Picture this, it’s 35 degrees outside, the sun is shining, you’re on the beach along with the rest of your family. The beach is packed, there are families everywhere playing beach cricket, throwing a ball around and swimming in the ocean. It’s Christmas Day. This is Christmas in Australia. This is how I know Christmas.
Christmas time in Sweden was something else. As the days start to get darker, the Christmas lights get put up all through Lund. I really enjoyed walking around the city with these lights all around. At the end of November, the Christmas trees go up in the city and everyone gathers for the first time the lights are switched on. It’s pretty special.
December 13th is St Lucia Day and all throughout Sweden, in schools, churches and workplaces, children sing Lucia songs. The child playing Lucia herself wears a wreath of candles (sometimes with real flames and sometimes with fake flames) on her head for the duration of the procession. It is a really sweet tradition.

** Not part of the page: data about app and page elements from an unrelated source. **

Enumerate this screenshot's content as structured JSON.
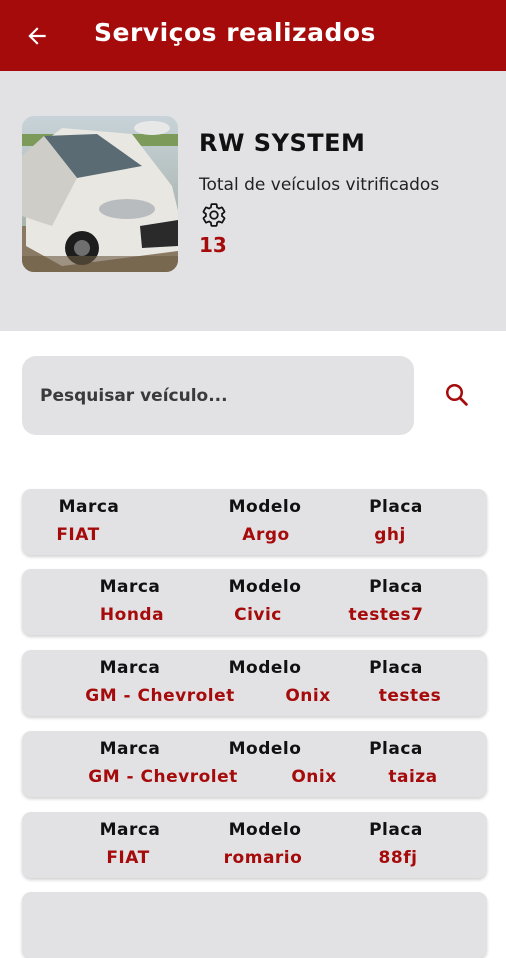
{
  "header": {
    "title": "Serviços realizados",
    "back_icon": "arrow-back-icon"
  },
  "profile": {
    "company": "RW SYSTEM",
    "total_label": "Total de veículos vitrificados",
    "total_icon": "gear-icon",
    "total_count": "13"
  },
  "search": {
    "placeholder": "Pesquisar veículo...",
    "icon": "search-icon"
  },
  "colors": {
    "primary": "#a50b0b",
    "surface": "#e2e2e4"
  },
  "list": {
    "headers": {
      "brand": "Marca",
      "model": "Modelo",
      "plate": "Placa"
    },
    "rows": [
      {
        "brand": "FIAT",
        "model": "Argo",
        "plate": "ghj"
      },
      {
        "brand": "Honda",
        "model": "Civic",
        "plate": "testes7"
      },
      {
        "brand": "GM - Chevrolet",
        "model": "Onix",
        "plate": "testes"
      },
      {
        "brand": "GM - Chevrolet",
        "model": "Onix",
        "plate": "taiza"
      },
      {
        "brand": "FIAT",
        "model": "romario",
        "plate": "88fj"
      }
    ]
  }
}
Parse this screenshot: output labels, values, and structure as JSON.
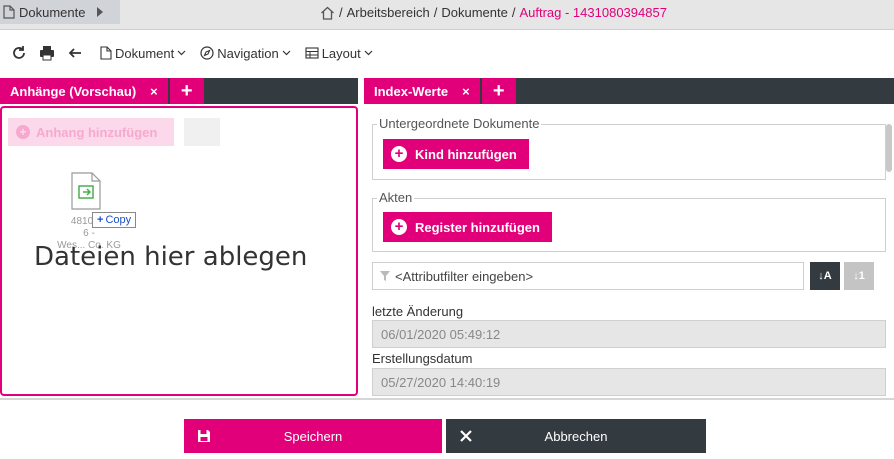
{
  "topbar": {
    "doc_tab_label": "Dokumente",
    "breadcrumb": {
      "sep1": "/",
      "workspace": "Arbeitsbereich",
      "sep2": "/",
      "documents": "Dokumente",
      "sep3": "/",
      "current": "Auftrag - 1431080394857"
    }
  },
  "toolbar": {
    "document_menu": "Dokument",
    "navigation_menu": "Navigation",
    "layout_menu": "Layout"
  },
  "left_panel": {
    "tab_label": "Anhänge (Vorschau)",
    "close_glyph": "×",
    "add_glyph": "+",
    "attach_button": "Anhang hinzufügen",
    "file_name_line1": "48108...",
    "file_name_line2": "6 -",
    "file_name_line3": "Wes... Co. KG",
    "copy_badge": "Copy",
    "drop_text": "Dateien hier ablegen"
  },
  "right_panel": {
    "tab_label": "Index-Werte",
    "close_glyph": "×",
    "add_glyph": "+",
    "child_docs_legend": "Untergeordnete Dokumente",
    "add_child_button": "Kind hinzufügen",
    "files_legend": "Akten",
    "add_register_button": "Register hinzufügen",
    "filter_placeholder": "<Attributfilter eingeben>",
    "last_change_label": "letzte Änderung",
    "last_change_value": "06/01/2020 05:49:12",
    "created_label": "Erstellungsdatum",
    "created_value": "05/27/2020 14:40:19"
  },
  "footer": {
    "save_label": "Speichern",
    "cancel_label": "Abbrechen"
  },
  "colors": {
    "accent": "#e2007a",
    "dark": "#333a40"
  }
}
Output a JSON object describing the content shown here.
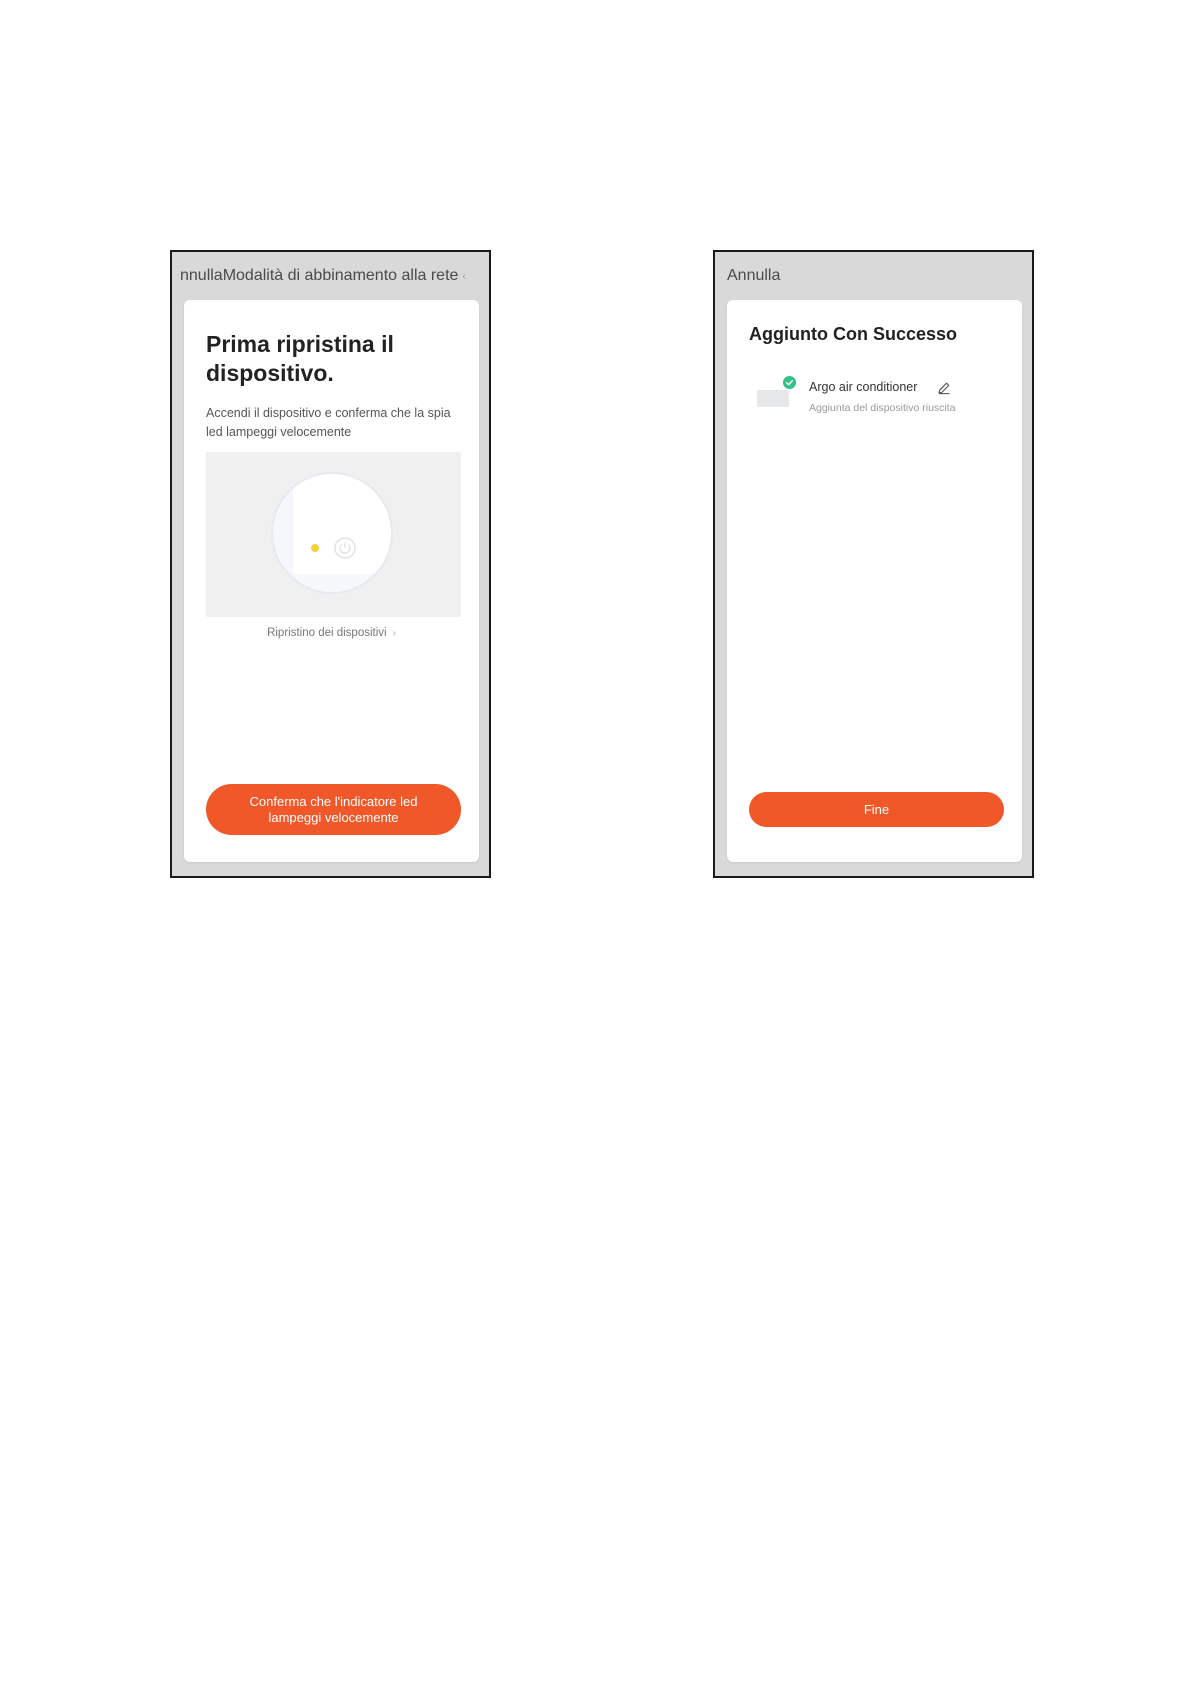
{
  "left_screen": {
    "topbar_title": "nnullaModalità di abbinamento alla rete",
    "title": "Prima ripristina il dispositivo.",
    "description": "Accendi il dispositivo e conferma che la spia led lampeggi velocemente",
    "reset_link": "Ripristino dei dispositivi",
    "confirm_button": "Conferma che l'indicatore led lampeggi velocemente",
    "icons": [
      "power-icon",
      "chevron-right-icon"
    ]
  },
  "right_screen": {
    "cancel_label": "Annulla",
    "title": "Aggiunto Con Successo",
    "device_name": "Argo air conditioner",
    "device_status": "Aggiunta del dispositivo riuscita",
    "done_button": "Fine",
    "icons": [
      "device-icon",
      "check-icon",
      "edit-pencil-icon"
    ]
  },
  "colors": {
    "accent": "#f0582a",
    "success": "#35c28a",
    "led": "#f3d23a",
    "frame_bg": "#d9d9d9"
  }
}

Pepparkakor are the Swedish version of Gingerbread biscuits. They are delicious as they are quite thin so once you get started with them, it’s quite hard to stop. My friends and I spent an evening baking our own pepparkakor and followed it up with a taco night.
Saffronbulle are another Christmas specialty in Sweden. These yellow buns are supposedly shaped into Lucia cats which can be quite hard to see but they are worth trying.
Glögg is another Swedish Christmas specialty. It is a spiced mulled red wine that is served with almonds and raisins. There is also glögg for children which is normally made with blackberry juice or something similar. To be honest, the zero alcohol glögg is my favourite. Remember the almonds and raisins!
Christmas time (Jul tid) is also a time where people put lights in their windows. Often you will see the advent candles and a star lit up in the windows of almost every building.
After New Years, the days are starting to get longer, at first slowly and then all at once. After Valentines day (Alla hjärtans dag), Easter time rolls around and everyone is getting ready for spring.
Semla is a cardamom flavoured bun filled with almond paste and whipped cream. They are everywhere in Sweden from Valentines day through to Easter Day (Påsk).